> _What the task asks_
Leave the pictures out while you restate every entry below word for word.

Segment Open

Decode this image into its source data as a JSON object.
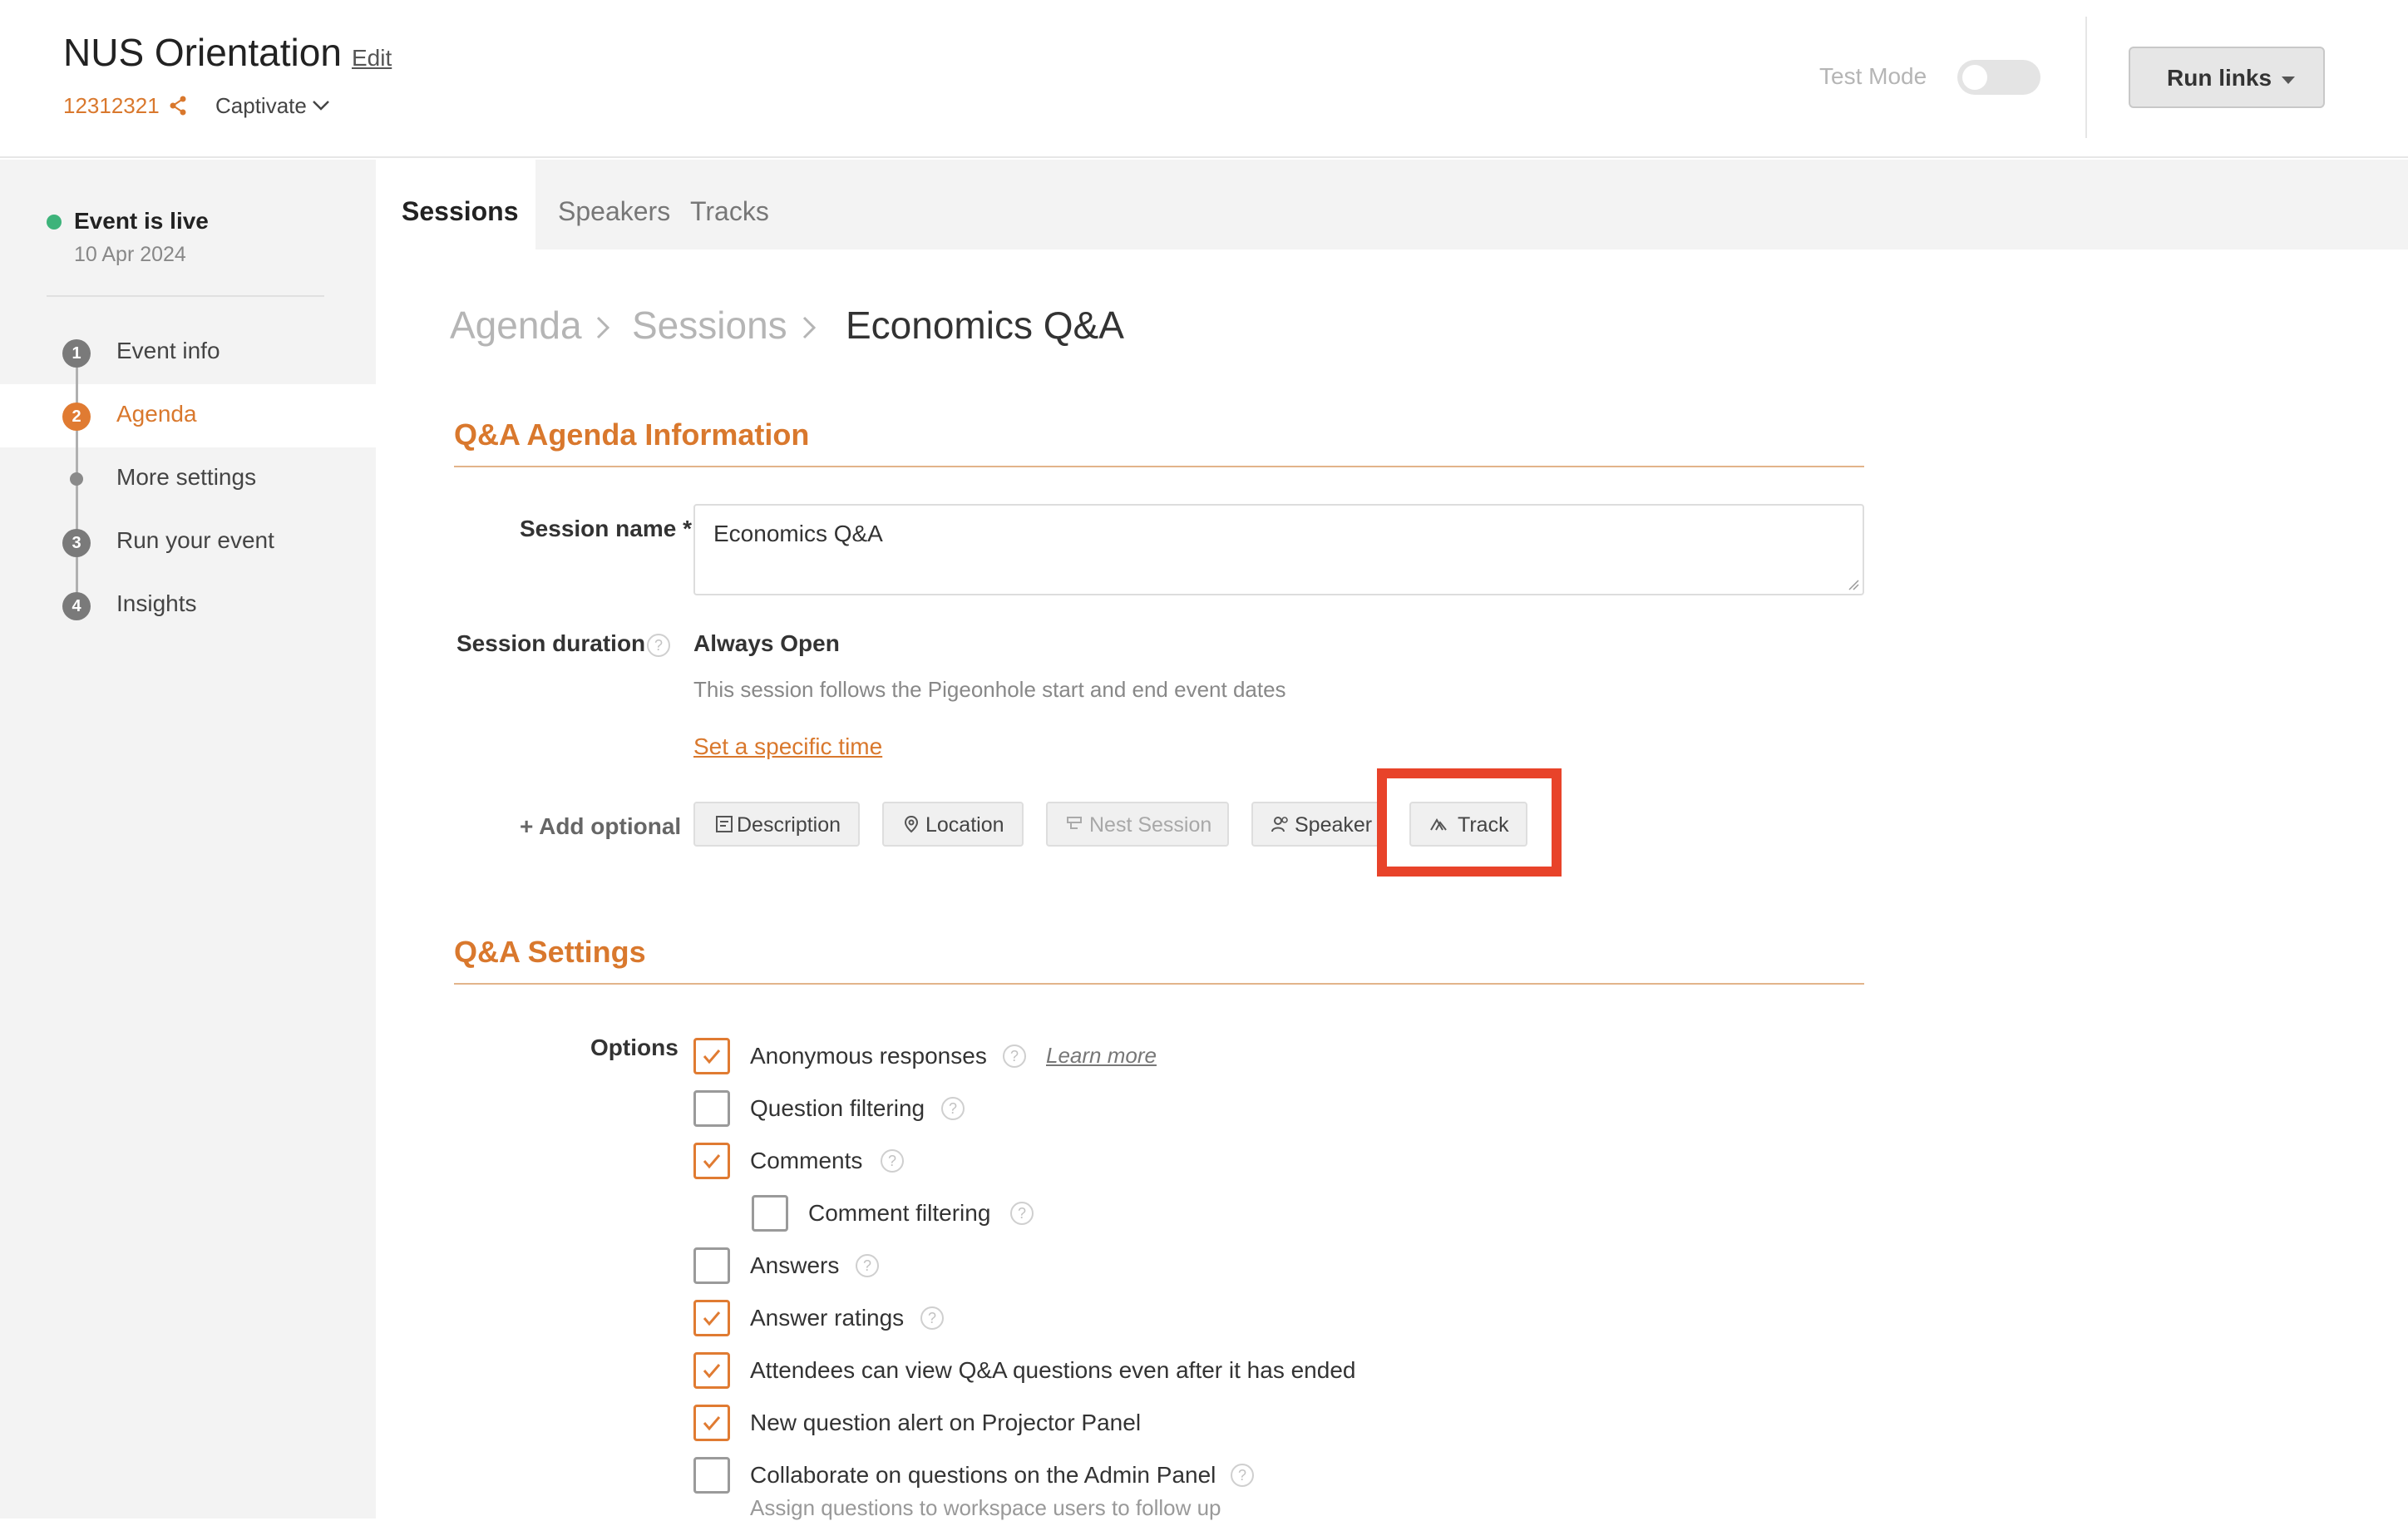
{
  "header": {
    "title": "NUS Orientation",
    "edit_label": "Edit",
    "event_code": "12312321",
    "workspace": "Captivate",
    "test_mode_label": "Test Mode",
    "run_links_label": "Run links"
  },
  "sidebar": {
    "status": "Event is live",
    "date": "10 Apr 2024",
    "steps": [
      {
        "marker": "1",
        "label": "Event info"
      },
      {
        "marker": "2",
        "label": "Agenda"
      },
      {
        "marker": "",
        "label": "More settings"
      },
      {
        "marker": "3",
        "label": "Run your event"
      },
      {
        "marker": "4",
        "label": "Insights"
      }
    ]
  },
  "tabs": [
    "Sessions",
    "Speakers",
    "Tracks"
  ],
  "breadcrumb": [
    "Agenda",
    "Sessions",
    "Economics Q&A"
  ],
  "info_section": {
    "title": "Q&A Agenda Information",
    "session_name_label": "Session name *",
    "session_name_value": "Economics Q&A",
    "duration_label": "Session duration",
    "duration_value": "Always Open",
    "duration_note": "This session follows the Pigeonhole start and end event dates",
    "set_time_link": "Set a specific time",
    "add_optional_label": "+ Add optional",
    "optional_buttons": [
      "Description",
      "Location",
      "Nest Session",
      "Speaker",
      "Track"
    ]
  },
  "settings_section": {
    "title": "Q&A Settings",
    "options_label": "Options",
    "learn_more": "Learn more",
    "options": [
      {
        "label": "Anonymous responses",
        "checked": true
      },
      {
        "label": "Question filtering",
        "checked": false
      },
      {
        "label": "Comments",
        "checked": true
      },
      {
        "label": "Comment filtering",
        "checked": false
      },
      {
        "label": "Answers",
        "checked": false
      },
      {
        "label": "Answer ratings",
        "checked": true
      },
      {
        "label": "Attendees can view Q&A questions even after it has ended",
        "checked": true
      },
      {
        "label": "New question alert on Projector Panel",
        "checked": true
      },
      {
        "label": "Collaborate on questions on the Admin Panel",
        "checked": false
      }
    ],
    "collaborate_note": "Assign questions to workspace users to follow up"
  },
  "colors": {
    "accent": "#d9782d",
    "live": "#3db37a",
    "highlight": "#e8432a"
  }
}
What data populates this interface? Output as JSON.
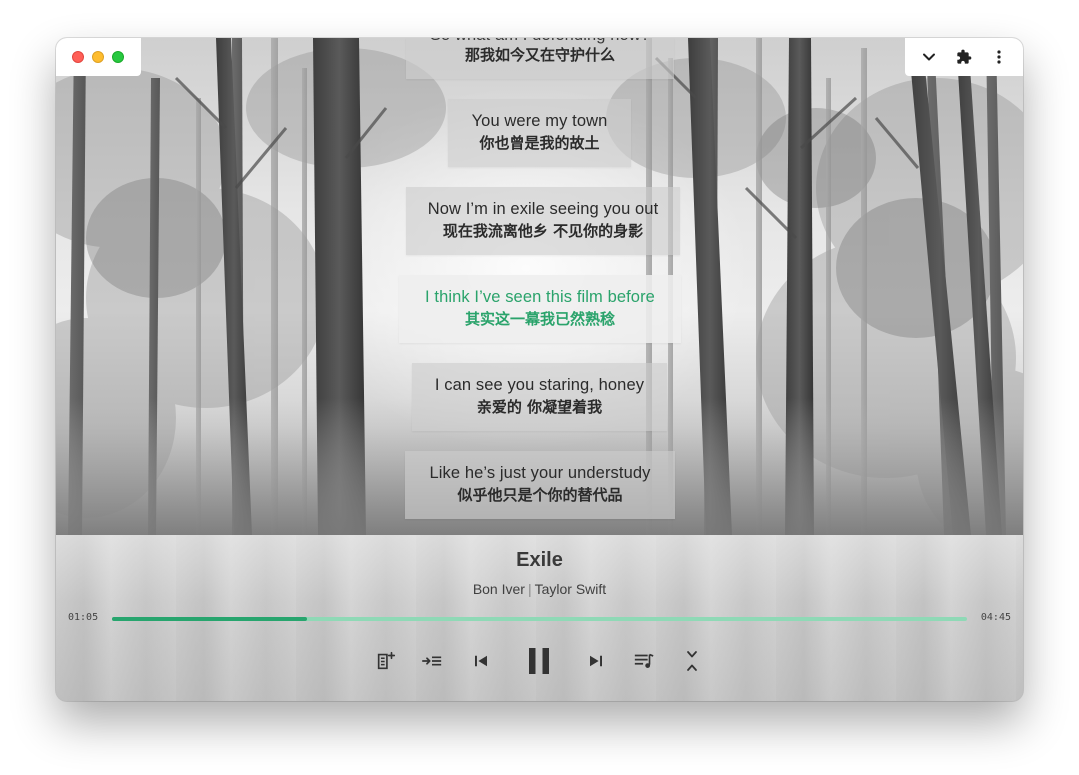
{
  "lyrics": [
    {
      "en": "So what am I defending now?",
      "zh": "那我如今又在守护什么"
    },
    {
      "en": "You were my town",
      "zh": "你也曾是我的故土"
    },
    {
      "en": "Now I’m in exile seeing you out",
      "zh": "现在我流离他乡 不见你的身影"
    },
    {
      "en": "I think I’ve seen this film before",
      "zh": "其实这一幕我已然熟稔"
    },
    {
      "en": "I can see you staring, honey",
      "zh": "亲爱的 你凝望着我"
    },
    {
      "en": "Like he’s just your understudy",
      "zh": "似乎他只是个你的替代品"
    }
  ],
  "active_lyric_index": 3,
  "song": {
    "title": "Exile",
    "artist_1": "Bon Iver",
    "artist_separator": "|",
    "artist_2": "Taylor Swift"
  },
  "progress": {
    "current": "01:05",
    "duration": "04:45",
    "fraction": 0.228
  },
  "controls": {
    "add_to_playlist_icon": "add-to-playlist-icon",
    "play_next_icon": "play-next-icon",
    "previous_icon": "skip-previous-icon",
    "pause_icon": "pause-icon",
    "next_icon": "skip-next-icon",
    "queue_icon": "queue-music-icon",
    "collapse_icon": "collapse-icon"
  },
  "titlebar_tools": [
    "chevron-down-icon",
    "puzzle-icon",
    "more-vertical-icon"
  ],
  "colors": {
    "accent": "#27a56e",
    "accent_track": "#8fd9b6",
    "active_lyric": "#2aa36b"
  }
}
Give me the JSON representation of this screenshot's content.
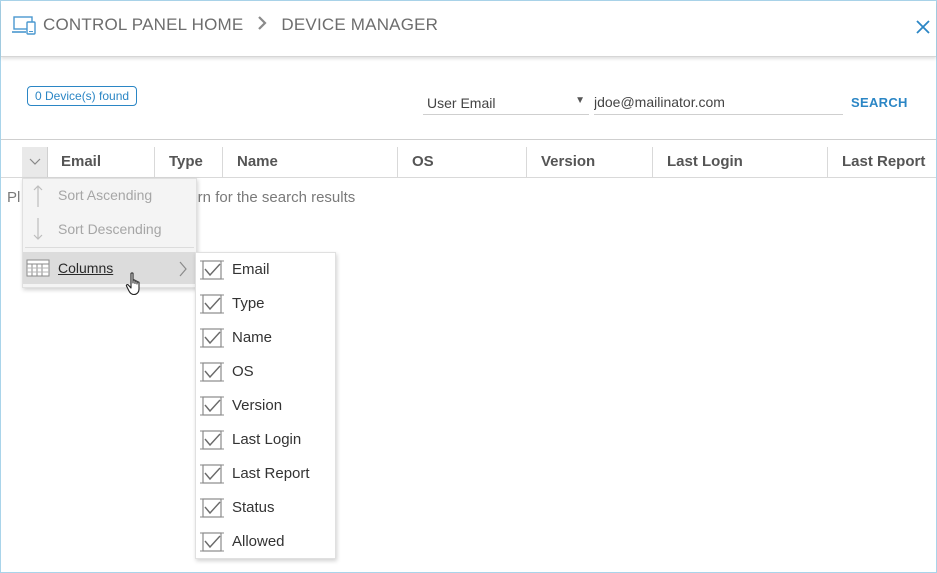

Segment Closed

> _Exercise solution_
Decode this image into its source data as a JSON object.
{
  "header": {
    "title": "NUS Orientation",
    "edit_label": "Edit",
    "event_code": "12312321",
    "workspace": "Captivate",
    "test_mode_label": "Test Mode",
    "run_links_label": "Run links"
  },
  "sidebar": {
    "status": "Event is live",
    "date": "10 Apr 2024",
    "steps": [
      {
        "marker": "1",
        "label": "Event info"
      },
      {
        "marker": "2",
        "label": "Agenda"
      },
      {
        "marker": "",
        "label": "More settings"
      },
      {
        "marker": "3",
        "label": "Run your event"
      },
      {
        "marker": "4",
        "label": "Insights"
      }
    ]
  },
  "tabs": [
    "Sessions",
    "Speakers",
    "Tracks"
  ],
  "breadcrumb": [
    "Agenda",
    "Sessions",
    "Economics Q&A"
  ],
  "info_section": {
    "title": "Q&A Agenda Information",
    "session_name_label": "Session name *",
    "session_name_value": "Economics Q&A",
    "duration_label": "Session duration",
    "duration_value": "Always Open",
    "duration_note": "This session follows the Pigeonhole start and end event dates",
    "set_time_link": "Set a specific time",
    "add_optional_label": "+ Add optional",
    "optional_buttons": [
      "Description",
      "Location",
      "Nest Session",
      "Speaker",
      "Track"
    ]
  },
  "settings_section": {
    "title": "Q&A Settings",
    "options_label": "Options",
    "learn_more": "Learn more",
    "options": [
      {
        "label": "Anonymous responses",
        "checked": true
      },
      {
        "label": "Question filtering",
        "checked": false
      },
      {
        "label": "Comments",
        "checked": true
      },
      {
        "label": "Comment filtering",
        "checked": false
      },
      {
        "label": "Answers",
        "checked": false
      },
      {
        "label": "Answer ratings",
        "checked": true
      },
      {
        "label": "Attendees can view Q&A questions even after it has ended",
        "checked": true
      },
      {
        "label": "New question alert on Projector Panel",
        "checked": true
      },
      {
        "label": "Collaborate on questions on the Admin Panel",
        "checked": false
      }
    ],
    "collaborate_note": "Assign questions to workspace users to follow up"
  },
  "colors": {
    "accent": "#d9782d",
    "live": "#3db37a",
    "highlight": "#e8432a"
  }
}
What data populates this interface? Output as JSON.
{
  "lyrics": [
    {
      "en": "So what am I defending now?",
      "zh": "那我如今又在守护什么"
    },
    {
      "en": "You were my town",
      "zh": "你也曾是我的故土"
    },
    {
      "en": "Now I’m in exile seeing you out",
      "zh": "现在我流离他乡 不见你的身影"
    },
    {
      "en": "I think I’ve seen this film before",
      "zh": "其实这一幕我已然熟稔"
    },
    {
      "en": "I can see you staring, honey",
      "zh": "亲爱的 你凝望着我"
    },
    {
      "en": "Like he’s just your understudy",
      "zh": "似乎他只是个你的替代品"
    }
  ],
  "active_lyric_index": 3,
  "song": {
    "title": "Exile",
    "artist_1": "Bon Iver",
    "artist_separator": "|",
    "artist_2": "Taylor Swift"
  },
  "progress": {
    "current": "01:05",
    "duration": "04:45",
    "fraction": 0.228
  },
  "controls": {
    "add_to_playlist_icon": "add-to-playlist-icon",
    "play_next_icon": "play-next-icon",
    "previous_icon": "skip-previous-icon",
    "pause_icon": "pause-icon",
    "next_icon": "skip-next-icon",
    "queue_icon": "queue-music-icon",
    "collapse_icon": "collapse-icon"
  },
  "titlebar_tools": [
    "chevron-down-icon",
    "puzzle-icon",
    "more-vertical-icon"
  ],
  "colors": {
    "accent": "#27a56e",
    "accent_track": "#8fd9b6",
    "active_lyric": "#2aa36b"
  }
}
Give me the JSON representation of this screenshot's content.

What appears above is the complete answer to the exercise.